Denim Mchardy, who donated to the cause, said: "I live in Bali but the chance to contribute to such an awesome cause was something I couldn't miss out on.
"So we gathered a few of the Kiwi boys in Bali and we all put some money in. Great cause keep NZ owned by NZ."
MP Paul Foster-Bell congratulated the campaigners, tweeting:
Abel Tasman campaign: Timeline
January 22, 2016 - The "Pristine beach in the heart of the Abel Tasman" project is launched on crowd-fundraising website Givealittle, asking for $2 million to buy the seven hectare private beach in Abel Tasman National Park's Awaroa Inlet.
January 26 - The page has seven pledges worth $6300.
January 27 - Spark pledges $20,000 to the Givealittle campaign, which is now at $250,000 with close to 4500 people donating.
January 31 - More than $600,000 has been pledged by 9273 people.
February 3 - Conservation Minister Maggie Barry confirms that the beach will be added to the Abel Tasman National Park if the online campaign succeeds. More than 11,000 have so far raised $750,000.

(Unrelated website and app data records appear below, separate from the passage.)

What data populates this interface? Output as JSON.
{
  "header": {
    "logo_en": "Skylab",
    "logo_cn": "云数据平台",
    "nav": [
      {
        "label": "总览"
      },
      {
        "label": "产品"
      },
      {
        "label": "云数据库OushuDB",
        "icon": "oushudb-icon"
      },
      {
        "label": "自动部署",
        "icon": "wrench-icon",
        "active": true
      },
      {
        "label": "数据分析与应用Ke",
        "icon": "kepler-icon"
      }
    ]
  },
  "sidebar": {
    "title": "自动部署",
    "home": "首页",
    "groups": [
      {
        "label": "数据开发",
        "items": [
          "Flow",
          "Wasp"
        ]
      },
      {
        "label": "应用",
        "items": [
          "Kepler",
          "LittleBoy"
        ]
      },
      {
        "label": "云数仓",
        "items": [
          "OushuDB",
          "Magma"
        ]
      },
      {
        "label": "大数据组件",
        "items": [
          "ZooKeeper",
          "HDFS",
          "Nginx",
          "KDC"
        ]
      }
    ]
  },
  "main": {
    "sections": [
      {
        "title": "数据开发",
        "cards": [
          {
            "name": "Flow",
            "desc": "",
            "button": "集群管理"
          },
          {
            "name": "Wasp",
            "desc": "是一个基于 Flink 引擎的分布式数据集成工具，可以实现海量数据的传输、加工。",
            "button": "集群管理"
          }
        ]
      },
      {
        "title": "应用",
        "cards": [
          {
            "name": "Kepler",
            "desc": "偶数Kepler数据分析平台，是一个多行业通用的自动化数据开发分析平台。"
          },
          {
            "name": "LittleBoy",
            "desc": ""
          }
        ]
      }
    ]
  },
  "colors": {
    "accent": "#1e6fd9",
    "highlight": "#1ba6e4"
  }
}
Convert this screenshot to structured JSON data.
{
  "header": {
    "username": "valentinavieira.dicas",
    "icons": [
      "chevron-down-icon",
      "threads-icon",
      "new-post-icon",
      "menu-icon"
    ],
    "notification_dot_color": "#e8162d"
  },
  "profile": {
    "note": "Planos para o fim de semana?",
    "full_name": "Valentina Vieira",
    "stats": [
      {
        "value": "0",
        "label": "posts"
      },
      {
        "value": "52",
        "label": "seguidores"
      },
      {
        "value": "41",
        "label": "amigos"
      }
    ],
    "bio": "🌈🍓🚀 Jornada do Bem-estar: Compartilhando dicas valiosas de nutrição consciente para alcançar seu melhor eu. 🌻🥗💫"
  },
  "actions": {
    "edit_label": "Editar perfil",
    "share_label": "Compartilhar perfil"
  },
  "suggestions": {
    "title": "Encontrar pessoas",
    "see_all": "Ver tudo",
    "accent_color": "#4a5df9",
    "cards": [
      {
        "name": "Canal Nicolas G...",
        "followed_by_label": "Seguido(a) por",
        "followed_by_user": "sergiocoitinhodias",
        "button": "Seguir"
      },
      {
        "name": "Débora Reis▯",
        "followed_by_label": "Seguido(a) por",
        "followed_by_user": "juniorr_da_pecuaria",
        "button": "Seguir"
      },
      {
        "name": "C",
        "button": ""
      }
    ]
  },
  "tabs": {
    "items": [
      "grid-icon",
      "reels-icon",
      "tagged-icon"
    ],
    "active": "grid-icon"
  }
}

February 7 - The Givealittle campaign breaks $1 million, with more than 15,000 pledges. Labour leader Andrew Little says the Government should make it a Waitangi weekend to remember by agreeing to meet the remaining cost of buying the beach.
February 9 - More than $1.3 million has been pledged by over 20,000 donors. Millionaire Gareth Morgan offers to front the remaining money, but his offer comes with conditions. He writes on his blog that he will cover the difference needed, but he wants the section of beach that is currently private to remain that way - for his family.
February 10 - A total of $1,520,982.30 has been pledged by more than 24,000 people and businesses. Gareth Morgan's offer is met with outrage, with some people saying they will retract their pledges. The men behind the Givealittle campaign, Adam Gardner and Duane Major, assure pledgers they do not want Morgan's money.
February 12 - The campaign reaches its $2 million target, with more than 33,200 people and businesses donating.
February 15 - Campaign closes, generating more than $2 million. There are donations from 39,249 people and businesses. The final tally is kept secret. Gareth Morgan claims it was his cunning scheme that helped push up donations.
February 16 - The deadline closes for offers to buy the beach. A spokesman for Conservation Minister Maggie Barry says the Government has not ruled out making a "a modest contribution to the appeal should the need arise," but saysat this stage, no commitment has been made.
February 24 - Campaign is successful. Organiser Duane Major announces that the public fundraising effort was enough to secure the beach, with a total of $2,278,171.09 donated. The Government also supports the bid with a "modest" contribution. Mr Major says the piece of beach and bush was delivered into the hands of all New Zealanders at 10.57pm the night before.